**Problem to solve:** Set every line of the listing down again, keeping it identical.

**Exercise inputs:**
┏━━
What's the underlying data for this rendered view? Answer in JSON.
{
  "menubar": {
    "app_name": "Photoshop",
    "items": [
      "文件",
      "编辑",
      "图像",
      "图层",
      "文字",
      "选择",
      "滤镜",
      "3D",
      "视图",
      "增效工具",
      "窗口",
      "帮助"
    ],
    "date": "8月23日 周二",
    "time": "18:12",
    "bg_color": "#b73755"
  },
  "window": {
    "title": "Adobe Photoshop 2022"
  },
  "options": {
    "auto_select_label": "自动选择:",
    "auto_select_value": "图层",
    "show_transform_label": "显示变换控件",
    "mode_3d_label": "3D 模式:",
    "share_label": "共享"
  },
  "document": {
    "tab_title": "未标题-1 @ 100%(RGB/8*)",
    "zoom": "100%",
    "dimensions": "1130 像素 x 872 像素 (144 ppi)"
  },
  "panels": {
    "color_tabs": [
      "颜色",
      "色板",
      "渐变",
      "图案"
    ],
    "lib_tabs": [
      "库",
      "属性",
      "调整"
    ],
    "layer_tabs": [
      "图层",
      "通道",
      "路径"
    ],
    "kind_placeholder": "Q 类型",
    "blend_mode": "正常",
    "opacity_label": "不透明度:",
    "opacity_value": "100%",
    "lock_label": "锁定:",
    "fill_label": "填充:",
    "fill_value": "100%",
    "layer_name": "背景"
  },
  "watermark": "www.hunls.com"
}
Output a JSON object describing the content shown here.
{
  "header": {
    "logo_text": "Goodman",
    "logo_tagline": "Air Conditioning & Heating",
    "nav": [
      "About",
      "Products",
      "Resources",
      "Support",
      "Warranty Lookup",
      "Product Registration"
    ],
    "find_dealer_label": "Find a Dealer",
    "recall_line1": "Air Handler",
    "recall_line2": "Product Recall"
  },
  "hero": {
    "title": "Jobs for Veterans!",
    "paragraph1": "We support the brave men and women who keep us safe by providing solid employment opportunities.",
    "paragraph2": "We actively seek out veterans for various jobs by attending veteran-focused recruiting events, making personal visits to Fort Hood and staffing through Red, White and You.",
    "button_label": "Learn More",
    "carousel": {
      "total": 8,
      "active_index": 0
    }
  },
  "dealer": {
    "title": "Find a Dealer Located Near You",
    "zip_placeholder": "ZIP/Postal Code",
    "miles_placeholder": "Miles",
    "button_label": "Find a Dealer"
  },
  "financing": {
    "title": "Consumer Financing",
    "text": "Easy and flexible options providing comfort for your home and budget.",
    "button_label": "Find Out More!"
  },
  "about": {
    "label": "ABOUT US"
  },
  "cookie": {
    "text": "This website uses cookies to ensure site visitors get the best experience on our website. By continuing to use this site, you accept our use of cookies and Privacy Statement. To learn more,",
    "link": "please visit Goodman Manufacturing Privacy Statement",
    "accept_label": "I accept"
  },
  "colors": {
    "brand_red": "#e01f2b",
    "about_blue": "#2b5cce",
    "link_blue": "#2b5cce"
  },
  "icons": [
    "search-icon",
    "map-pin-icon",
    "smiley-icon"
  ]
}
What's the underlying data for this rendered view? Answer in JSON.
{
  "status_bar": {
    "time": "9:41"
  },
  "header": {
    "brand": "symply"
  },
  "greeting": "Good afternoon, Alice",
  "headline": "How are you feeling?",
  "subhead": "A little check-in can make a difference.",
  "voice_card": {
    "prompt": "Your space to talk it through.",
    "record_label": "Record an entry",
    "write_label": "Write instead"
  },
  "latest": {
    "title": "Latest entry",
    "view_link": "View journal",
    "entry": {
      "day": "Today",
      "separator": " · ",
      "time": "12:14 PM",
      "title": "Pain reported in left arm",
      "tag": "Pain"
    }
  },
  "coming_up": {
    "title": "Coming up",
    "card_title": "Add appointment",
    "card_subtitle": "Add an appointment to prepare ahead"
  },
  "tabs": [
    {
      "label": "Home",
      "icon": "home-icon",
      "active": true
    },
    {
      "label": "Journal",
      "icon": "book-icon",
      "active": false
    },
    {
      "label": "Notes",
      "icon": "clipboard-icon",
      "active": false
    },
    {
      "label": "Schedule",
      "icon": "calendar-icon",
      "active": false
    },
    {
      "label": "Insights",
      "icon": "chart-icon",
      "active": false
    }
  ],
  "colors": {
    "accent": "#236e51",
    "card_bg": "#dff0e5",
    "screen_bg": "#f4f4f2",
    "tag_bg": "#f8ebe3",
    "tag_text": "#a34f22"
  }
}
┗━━
**The completed task:**
What's the underlying data for this rendered view? Answer in JSON.
{
  "menubar": {
    "app_name": "Photoshop",
    "items": [
      "文件",
      "编辑",
      "图像",
      "图层",
      "文字",
      "选择",
      "滤镜",
      "3D",
      "视图",
      "增效工具",
      "窗口",
      "帮助"
    ],
    "date": "8月23日 周二",
    "time": "18:12",
    "bg_color": "#b73755"
  },
  "window": {
    "title": "Adobe Photoshop 2022"
  },
  "options": {
    "auto_select_label": "自动选择:",
    "auto_select_value": "图层",
    "show_transform_label": "显示变换控件",
    "mode_3d_label": "3D 模式:",
    "share_label": "共享"
  },
  "document": {
    "tab_title": "未标题-1 @ 100%(RGB/8*)",
    "zoom": "100%",
    "dimensions": "1130 像素 x 872 像素 (144 ppi)"
  },
  "panels": {
    "color_tabs": [
      "颜色",
      "色板",
      "渐变",
      "图案"
    ],
    "lib_tabs": [
      "库",
      "属性",
      "调整"
    ],
    "layer_tabs": [
      "图层",
      "通道",
      "路径"
    ],
    "kind_placeholder": "Q 类型",
    "blend_mode": "正常",
    "opacity_label": "不透明度:",
    "opacity_value": "100%",
    "lock_label": "锁定:",
    "fill_label": "填充:",
    "fill_value": "100%",
    "layer_name": "背景"
  },
  "watermark": "www.hunls.com"
}
Output a JSON object describing the content shown here.
{
  "header": {
    "logo_text": "Goodman",
    "logo_tagline": "Air Conditioning & Heating",
    "nav": [
      "About",
      "Products",
      "Resources",
      "Support",
      "Warranty Lookup",
      "Product Registration"
    ],
    "find_dealer_label": "Find a Dealer",
    "recall_line1": "Air Handler",
    "recall_line2": "Product Recall"
  },
  "hero": {
    "title": "Jobs for Veterans!",
    "paragraph1": "We support the brave men and women who keep us safe by providing solid employment opportunities.",
    "paragraph2": "We actively seek out veterans for various jobs by attending veteran-focused recruiting events, making personal visits to Fort Hood and staffing through Red, White and You.",
    "button_label": "Learn More",
    "carousel": {
      "total": 8,
      "active_index": 0
    }
  },
  "dealer": {
    "title": "Find a Dealer Located Near You",
    "zip_placeholder": "ZIP/Postal Code",
    "miles_placeholder": "Miles",
    "button_label": "Find a Dealer"
  },
  "financing": {
    "title": "Consumer Financing",
    "text": "Easy and flexible options providing comfort for your home and budget.",
    "button_label": "Find Out More!"
  },
  "about": {
    "label": "ABOUT US"
  },
  "cookie": {
    "text": "This website uses cookies to ensure site visitors get the best experience on our website. By continuing to use this site, you accept our use of cookies and Privacy Statement. To learn more,",
    "link": "please visit Goodman Manufacturing Privacy Statement",
    "accept_label": "I accept"
  },
  "colors": {
    "brand_red": "#e01f2b",
    "about_blue": "#2b5cce",
    "link_blue": "#2b5cce"
  },
  "icons": [
    "search-icon",
    "map-pin-icon",
    "smiley-icon"
  ]
}
What's the underlying data for this rendered view? Answer in JSON.
{
  "status_bar": {
    "time": "9:41"
  },
  "header": {
    "brand": "symply"
  },
  "greeting": "Good afternoon, Alice",
  "headline": "How are you feeling?",
  "subhead": "A little check-in can make a difference.",
  "voice_card": {
    "prompt": "Your space to talk it through.",
    "record_label": "Record an entry",
    "write_label": "Write instead"
  },
  "latest": {
    "title": "Latest entry",
    "view_link": "View journal",
    "entry": {
      "day": "Today",
      "separator": " · ",
      "time": "12:14 PM",
      "title": "Pain reported in left arm",
      "tag": "Pain"
    }
  },
  "coming_up": {
    "title": "Coming up",
    "card_title": "Add appointment",
    "card_subtitle": "Add an appointment to prepare ahead"
  },
  "tabs": [
    {
      "label": "Home",
      "icon": "home-icon",
      "active": true
    },
    {
      "label": "Journal",
      "icon": "book-icon",
      "active": false
    },
    {
      "label": "Notes",
      "icon": "clipboard-icon",
      "active": false
    },
    {
      "label": "Schedule",
      "icon": "calendar-icon",
      "active": false
    },
    {
      "label": "Insights",
      "icon": "chart-icon",
      "active": false
    }
  ],
  "colors": {
    "accent": "#236e51",
    "card_bg": "#dff0e5",
    "screen_bg": "#f4f4f2",
    "tag_bg": "#f8ebe3",
    "tag_text": "#a34f22"
  }
}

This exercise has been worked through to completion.